Exhibit A: Penn State. The Freeh report is so devastating I can’t even find words to express my disgust. Read here for an accounting of the “total and consistent disregard” for children’s welfare at every level of the university. As an early childhood educator and former teacher, I can only say that it is literally inconceivable that so many powerful adults could behave with such cruelty and impunity. When I taught, I was required as a mandatory reporter to respond to the most innocuous potential threats to children. So I really can’t understand what planet these people were living on that made them think the “humane” response required ignoring child rape (and would everyone please stop calling it ‘abuse’!?) and putting future children in ongoing danger.
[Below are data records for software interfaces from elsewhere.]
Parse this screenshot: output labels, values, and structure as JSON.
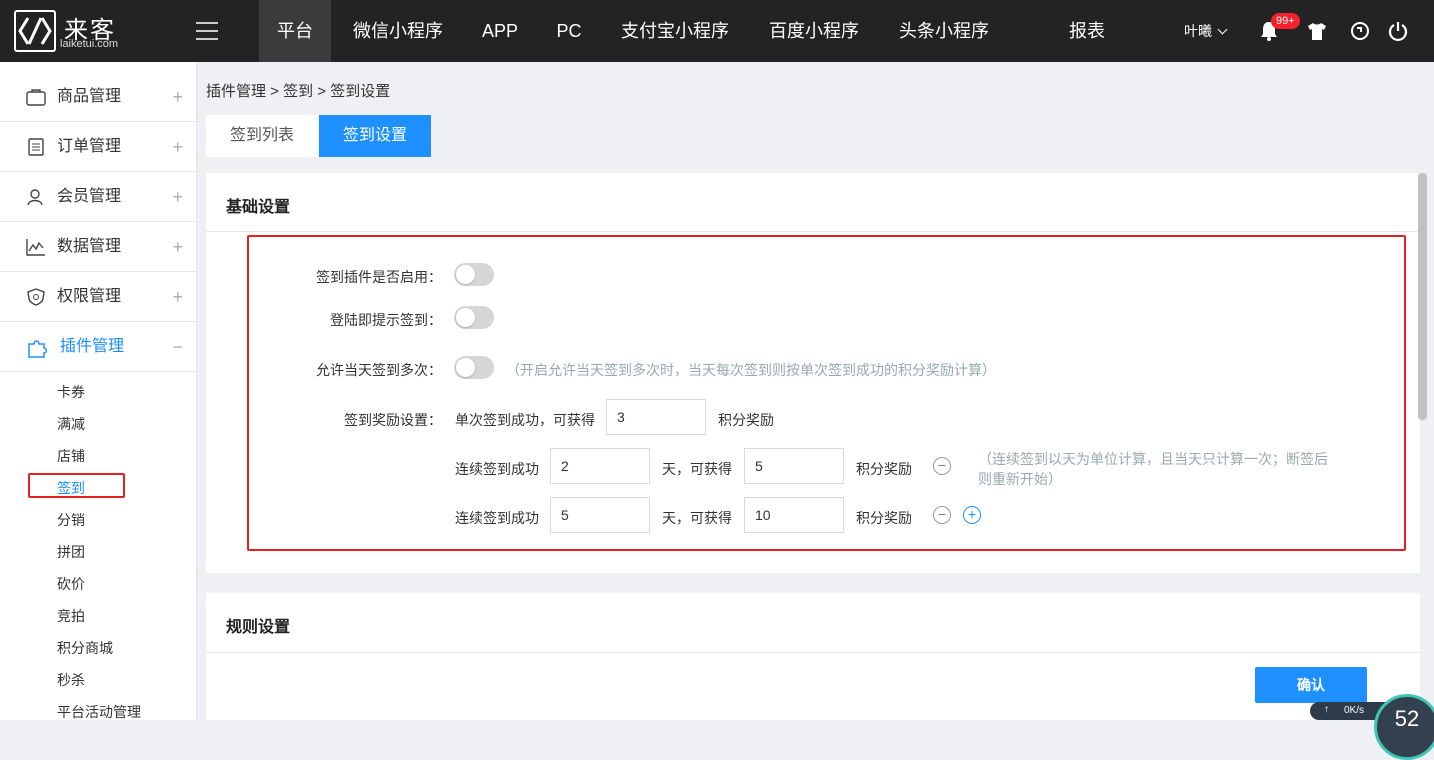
{
  "logo": {
    "cn": "来客",
    "en": "laiketui.com"
  },
  "topnav": {
    "items": [
      "平台",
      "微信小程序",
      "APP",
      "PC",
      "支付宝小程序",
      "百度小程序",
      "头条小程序",
      "报表"
    ],
    "user": "叶曦",
    "badge": "99+"
  },
  "sidebar": {
    "menus": [
      "商品管理",
      "订单管理",
      "会员管理",
      "数据管理",
      "权限管理",
      "插件管理"
    ],
    "plus": "+",
    "minus": "−",
    "subitems": [
      "卡券",
      "满减",
      "店铺",
      "签到",
      "分销",
      "拼团",
      "砍价",
      "竞拍",
      "积分商城",
      "秒杀",
      "平台活动管理"
    ]
  },
  "breadcrumb": "插件管理 > 签到 > 签到设置",
  "tabs": [
    "签到列表",
    "签到设置"
  ],
  "basic": {
    "title": "基础设置",
    "enable_label": "签到插件是否启用：",
    "login_prompt_label": "登陆即提示签到：",
    "multi_label": "允许当天签到多次：",
    "multi_hint": "（开启允许当天签到多次时，当天每次签到则按单次签到成功的积分奖励计算）",
    "reward_label": "签到奖励设置：",
    "single_text": "单次签到成功，可获得",
    "single_value": "3",
    "points_text": "积分奖励",
    "consecutive_text": "连续签到成功",
    "day_get_text": "天，可获得",
    "row1": {
      "days": "2",
      "points": "5"
    },
    "row2": {
      "days": "5",
      "points": "10"
    },
    "consec_hint_1": "（连续签到以天为单位计算，且当天只计算一次；断签后",
    "consec_hint_2": "则重新开始）",
    "minus_symbol": "−",
    "plus_symbol": "+"
  },
  "rules": {
    "title": "规则设置"
  },
  "confirm_label": "确认",
  "net": {
    "speed": "0K/s",
    "dial": "52"
  },
  "colors": {
    "accent": "#1e90ff",
    "highlight": "#e5201f",
    "topbar": "#232323"
  }
}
Equally repulsive in some ways: the outpouring of loyal alumni who stood by these spineless perpetrators (all of them, in their own ways) and tried to destroy the credibility of the victims and the media sources covering the story. That is beyond shameful. It’s truly frightening. This story is only secondarily about college athletics. It’s another story of America’s contempt for children.
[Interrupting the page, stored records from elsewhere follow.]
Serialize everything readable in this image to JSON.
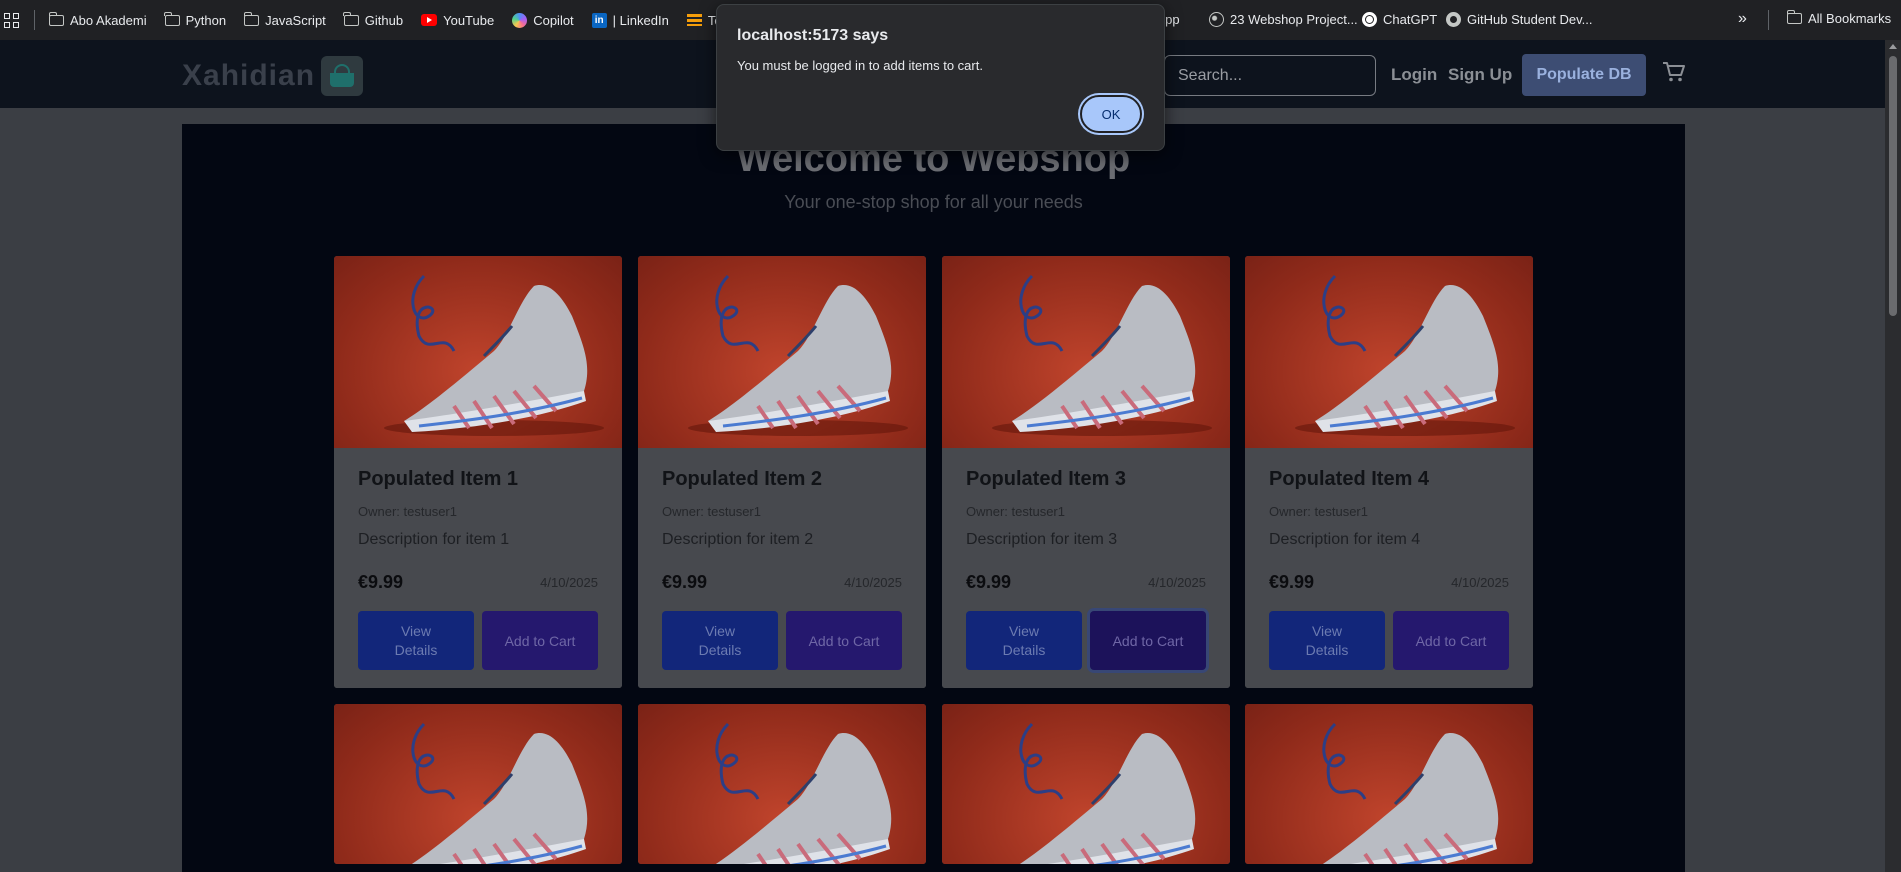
{
  "bookmarks": {
    "items": [
      {
        "label": "Abo Akademi",
        "icon": "folder-icon"
      },
      {
        "label": "Python",
        "icon": "folder-icon"
      },
      {
        "label": "JavaScript",
        "icon": "folder-icon"
      },
      {
        "label": "Github",
        "icon": "folder-icon"
      },
      {
        "label": "YouTube",
        "icon": "youtube-icon"
      },
      {
        "label": "Copilot",
        "icon": "copilot-icon"
      },
      {
        "label": "| LinkedIn",
        "icon": "linkedin-icon"
      },
      {
        "label": "Tensor",
        "icon": "tensorflow-icon"
      },
      {
        "label": "sApp",
        "icon": "none"
      },
      {
        "label": "23 Webshop Project...",
        "icon": "globe-icon"
      },
      {
        "label": "ChatGPT",
        "icon": "chatgpt-icon"
      },
      {
        "label": "GitHub Student Dev...",
        "icon": "github-icon"
      }
    ],
    "more": "»",
    "all_bookmarks": "All Bookmarks"
  },
  "header": {
    "logo_text": "Xahidian",
    "search_placeholder": "Search...",
    "login": "Login",
    "signup": "Sign Up",
    "populate": "Populate DB"
  },
  "hero": {
    "title": "Welcome to Webshop",
    "subtitle": "Your one-stop shop for all your needs"
  },
  "products": [
    {
      "title": "Populated Item 1",
      "owner": "Owner: testuser1",
      "description": "Description for item 1",
      "price": "€9.99",
      "date": "4/10/2025",
      "details_label": "View Details",
      "cart_label": "Add to Cart"
    },
    {
      "title": "Populated Item 2",
      "owner": "Owner: testuser1",
      "description": "Description for item 2",
      "price": "€9.99",
      "date": "4/10/2025",
      "details_label": "View Details",
      "cart_label": "Add to Cart"
    },
    {
      "title": "Populated Item 3",
      "owner": "Owner: testuser1",
      "description": "Description for item 3",
      "price": "€9.99",
      "date": "4/10/2025",
      "details_label": "View Details",
      "cart_label": "Add to Cart"
    },
    {
      "title": "Populated Item 4",
      "owner": "Owner: testuser1",
      "description": "Description for item 4",
      "price": "€9.99",
      "date": "4/10/2025",
      "details_label": "View Details",
      "cart_label": "Add to Cart"
    }
  ],
  "dialog": {
    "title": "localhost:5173 says",
    "message": "You must be logged in to add items to cart.",
    "ok": "OK"
  },
  "colors": {
    "accent": "#a8c7fa",
    "card_image": "#c0442c"
  }
}
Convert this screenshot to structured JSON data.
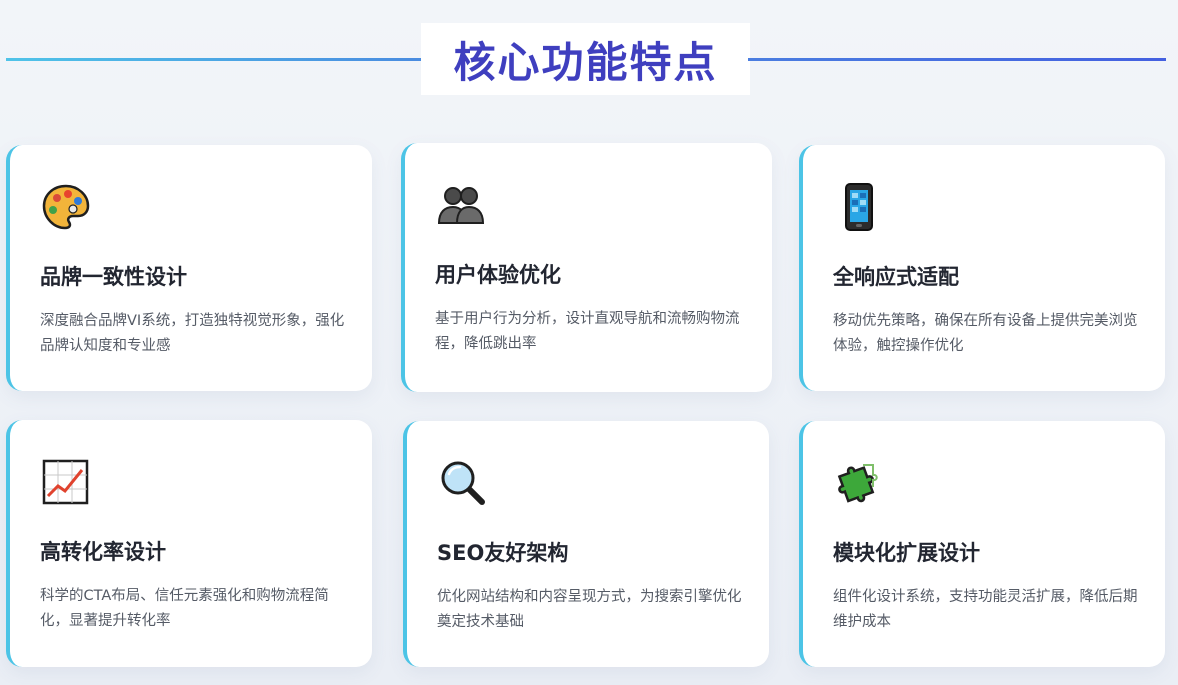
{
  "section": {
    "title": "核心功能特点"
  },
  "features": [
    {
      "icon": "palette-icon",
      "title": "品牌一致性设计",
      "description": "深度融合品牌VI系统，打造独特视觉形象，强化品牌认知度和专业感"
    },
    {
      "icon": "people-icon",
      "title": "用户体验优化",
      "description": "基于用户行为分析，设计直观导航和流畅购物流程，降低跳出率"
    },
    {
      "icon": "mobile-phone-icon",
      "title": "全响应式适配",
      "description": "移动优先策略，确保在所有设备上提供完美浏览体验，触控操作优化"
    },
    {
      "icon": "chart-increasing-icon",
      "title": "高转化率设计",
      "description": "科学的CTA布局、信任元素强化和购物流程简化，显著提升转化率"
    },
    {
      "icon": "magnifying-glass-icon",
      "title": "SEO友好架构",
      "description": "优化网站结构和内容呈现方式，为搜索引擎优化奠定技术基础"
    },
    {
      "icon": "puzzle-piece-icon",
      "title": "模块化扩展设计",
      "description": "组件化设计系统，支持功能灵活扩展，降低后期维护成本"
    }
  ],
  "colors": {
    "title": "#3f3fbf",
    "accent": "#4cc4e6",
    "card_title": "#222631",
    "card_desc": "#555b66"
  }
}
Exhibit B, C, D…X, Y, Z: We’ve read and seen them a million times. The mistreatment of children is so commonplace that only the most egregious examples get noticed. I always think if we had more empathy for children – if we could remember back to being a child ourselves – we might do a better job of caring for them. And that’s why I want to leave this post with a long excerpt from one of the best reflections on the horrors adults inflict on children that I’ve ever read: Such, Such Were the Joys, by George Orwell (written in the 1940s about his childhood in the Edwardian era):
The real question is whether it is still normal for a school child to live for years amid irrational terrors and lunatic misunderstandings. And here one is up against the very great difficulty of knowing what a child really feels and thinks.
A child which appears reasonably happy may actually be suffering horrors which it cannot or will not reveal. It lives in a sort of alien under-water world which we can only penetrate by memory or divination. Our chief clue its the fact that we were once children ourselves and many people appear to forget the atmosphere of their own childhood almost entirely. Think for instance of the unnecessary torments that people will inflict by sending a child back to school with clothes of the wrong pattern, and refusing to see that this matters! Over things of this kind a child will sometimes utter a protest, but a great deal of the time its attitude is one of simple concealment.
Not to expose your true feelings to an adult seems to be instinctive from the age of seven or eight onwards. Even the affection that one feels for a child, the desire to protect and cherish it, is a cause of misunderstanding. One can love a child, perhaps more deeply than an adult, but it is rash to assume that the child feels any love in return.
Looking back on my own childhood, I do not believe that I ever felt love for any mature person, except my mother, and even her I did not trust, in the sense that shyness made me conceal most of my real feelings from her. Love, the spontaneous, unqualified emotion of love, was something I could only feel for people who were young.
Towards people who were old – and remember that ‘old’ to a child means over thirty, or even over 25 – I could feel reverence, respect, admiration or compunction, but I seemed cut off from them by a veil of fear and shyness mixed up with physical distaste. People are too ready to forget the child’s physical shrinking from the adult. The enormous size of grown ups, their ungainly, rigid bodies, their coarse wrinkled skins, their great relaxed eyelids, their yellow teeth, and the whiffs of musty clothes and beer and sweat and tobacco that disengage from them at every movement! … All who have passed the age of thirty are joyless grotesques, endlessly fussing about things of no importance and staying alive without, so far as the child can see, having anything to live for.
Only child life is real life. The school master who imagines he is loved and trusted by his boys is in fact mimicked and laughed at behind his back. An adult who does not seem dangerous nearly always seems ridiculous.